Aurora looks to future of libraries
Five words will be particularly significant in the library of the future, an assistant professor in the School of Library and Information Science told roughly 70 community and Aurora Public Library leaders.
Michael Stephens of San Jose State University told officials those words are community, creativity, collaboration, curiosity and connectivity.
Stephens spoke Dec. 7 in a library-sponsored presentation at the Hampton Inn and Suites on Aurora's far west side to a group that included Mayor Tom Weisner; aldermen Abby Schuler, Lynda Elmore and Rick Mervine; representatives from city government, school districts, the library's Citizens Advisory Group; and library representatives including Director Eva Luckinbill and board President Jeffry Butler.
After Stephens' presentation, attendees participated in round-table discussions that sparked feedback about the technological needs of a new Aurora Public Library.
Land for a new main library has been purchased at the corner of River and Benton streets in downtown and the library board is embarking on the design phase of a larger, state-of-the-art building.
Stephens' research focuses on the use of emerging technologies in libraries. He writes a monthly column in Library Journal that explores issues, ideas, and emerging trends in library and information science education. Stephens has spoken about emerging technologies, innovation, and libraries to audiences in more than 26 states and in five countries.
Stephens said he was well aware there are those who feel that because of the Internet, libraries have served their purpose and no longer are needed.
But he noted that in its early days, the telephone "freaked people out" because they feared face-to-face interaction would cease.

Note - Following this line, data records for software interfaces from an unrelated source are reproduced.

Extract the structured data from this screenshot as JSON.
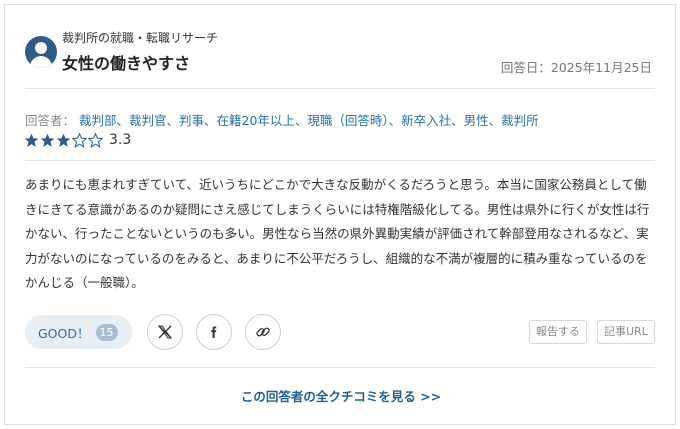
{
  "review": {
    "company": "裁判所の就職・転職リサーチ",
    "title": "女性の働きやすさ",
    "answer_date": "回答日：2025年11月25日",
    "respondent_label": "回答者：",
    "respondent_value": "裁判部、裁判官、判事、在籍20年以上、現職（回答時）、新卒入社、男性、裁判所",
    "rating": 3.3,
    "rating_text": "3.3",
    "body": "あまりにも恵まれすぎていて、近いうちにどこかで大きな反動がくるだろうと思う。本当に国家公務員として働きにきてる意識があるのか疑問にさえ感じてしまうくらいには特権階級化してる。男性は県外に行くが女性は行かない、行ったことないというのも多い。男性なら当然の県外異動実績が評価されて幹部登用なされるなど、実力がないのになっているのをみると、あまりに不公平だろうし、組織的な不満が複層的に積み重なっているのをかんじる（一般職）。"
  },
  "actions": {
    "good_label": "GOOD！",
    "good_count": "15",
    "share_icons": [
      "x-icon",
      "facebook-icon",
      "link-icon"
    ],
    "report_label": "報告する",
    "url_label": "記事URL",
    "more_label": "この回答者の全クチコミを見る >>"
  },
  "colors": {
    "accent": "#2a6fa8",
    "avatar": "#2f5d86",
    "good_bg": "#e7eef4",
    "star": "#2f5d86"
  }
}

But the telephone was just like other new gadgets and devices that have surfaced through the years, he said: "People get used to them."

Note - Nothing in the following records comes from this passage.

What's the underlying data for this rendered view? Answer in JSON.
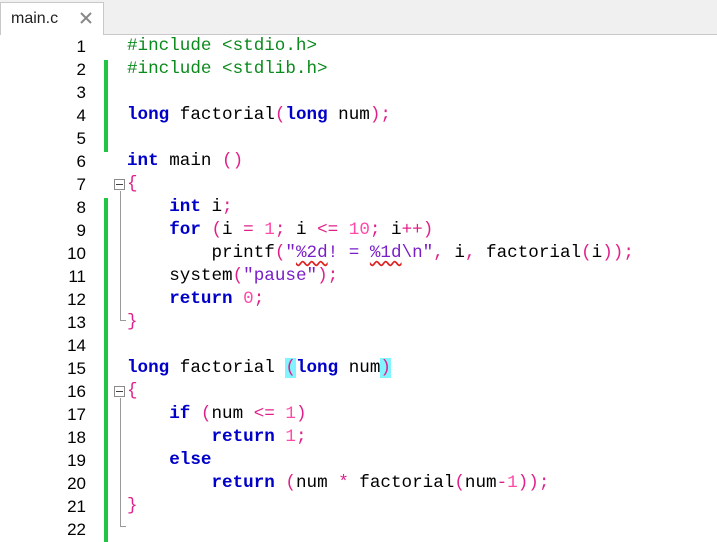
{
  "tab": {
    "label": "main.c",
    "close_glyph": "✕"
  },
  "line_numbers": [
    "1",
    "2",
    "3",
    "4",
    "5",
    "6",
    "7",
    "8",
    "9",
    "10",
    "11",
    "12",
    "13",
    "14",
    "15",
    "16",
    "17",
    "18",
    "19",
    "20",
    "21",
    "22"
  ],
  "code": {
    "l1": {
      "a": "#include <stdio.h>"
    },
    "l2": {
      "a": "#include <stdlib.h>"
    },
    "l4": {
      "kw1": "long",
      "fn": " factorial",
      "p1": "(",
      "kw2": "long",
      "arg": " num",
      "p2": ");"
    },
    "l6": {
      "kw": "int",
      "fn": " main ",
      "p": "()"
    },
    "l7": {
      "b": "{"
    },
    "l8": {
      "kw": "int",
      "v": " i",
      "p": ";"
    },
    "l9": {
      "kw": "for",
      "sp": " ",
      "p1": "(",
      "a": "i ",
      "o1": "=",
      "sp2": " ",
      "n1": "1",
      "o2": ";",
      "b": " i ",
      "o3": "<=",
      "sp3": " ",
      "n2": "10",
      "o4": ";",
      "c": " i",
      "o5": "++)"
    },
    "l10": {
      "fn": "printf",
      "p1": "(",
      "s1": "\"",
      "s2": "%2d",
      "s3": "! = ",
      "s4": "%1d",
      "s5": "\\n\"",
      "o1": ",",
      "a": " i",
      "o2": ",",
      "b": " factorial",
      "p2": "(",
      "c": "i",
      "p3": "));"
    },
    "l11": {
      "fn": "system",
      "p1": "(",
      "s": "\"pause\"",
      "p2": ");"
    },
    "l12": {
      "kw": "return",
      "sp": " ",
      "n": "0",
      "p": ";"
    },
    "l13": {
      "b": "}"
    },
    "l15": {
      "kw1": "long",
      "fn": " factorial ",
      "p1": "(",
      "kw2": "long",
      "arg": " num",
      "p2": ")"
    },
    "l16": {
      "b": "{"
    },
    "l17": {
      "kw": "if",
      "sp": " ",
      "p1": "(",
      "a": "num ",
      "o": "<=",
      "sp2": " ",
      "n": "1",
      "p2": ")"
    },
    "l18": {
      "kw": "return",
      "sp": " ",
      "n": "1",
      "p": ";"
    },
    "l19": {
      "kw": "else"
    },
    "l20": {
      "kw": "return",
      "sp": " ",
      "p1": "(",
      "a": "num ",
      "o": "*",
      "b": " factorial",
      "p2": "(",
      "c": "num",
      "o2": "-",
      "n": "1",
      "p3": "));"
    },
    "l21": {
      "b": "}"
    }
  },
  "colors": {
    "preprocessor": "#0b8a1c",
    "keyword": "#0000c8",
    "operator": "#e0208a",
    "string": "#7a1ec8",
    "number": "#ff4aa8",
    "brace_highlight": "#82f4ff",
    "change_marker": "#21c443"
  }
}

Stephens addressed the challenge of how one "designs a library when print books are no longer its core business."
He answered the challenge with an observation: "The core values of librarianship have stayed the same, but the tools are constantly changing."
"In public libraries, I don't think books will go away for a long, long time, although academic libraries are getting rid of them now," he said.
He sees libraries continuing on as places for literacy and learning; "connected learning spaces, if you will," he said.
He also sees librarians continuing in the role of helping people find and take care of data, except they may soon be in the business of the curating and stewardship of geospatial information.
Stephens also envisions the library as being the go-to place for the public to learn about existing and emerging technologies. He envisions "genius bars" where people can bring their electronic gadgets and learn to use them.
Like other libraries around the world, Aurora Public Library locations help people transfer e-books onto their devices every day.
He also touted the importance of libraries' teen spaces, saying that "what starts there will be everywhere."
Audience members who participated in the roundtables listed a number of things they would like to see in the new Aurora Public Library. Among them were:
• an imagination/creative lab;
• genius bar;
• programs that reach out to all age groups;
• interconnection with school and university libraries;
• movable walls;
• physical data storage;
• soundproof performance room;
• community garden;
• roaming librarians (in the library and throughout the community);
• and SMART Boards all over.
One group said its members' goal for a future Aurora Public Library is that it be the "guardian of the community memory."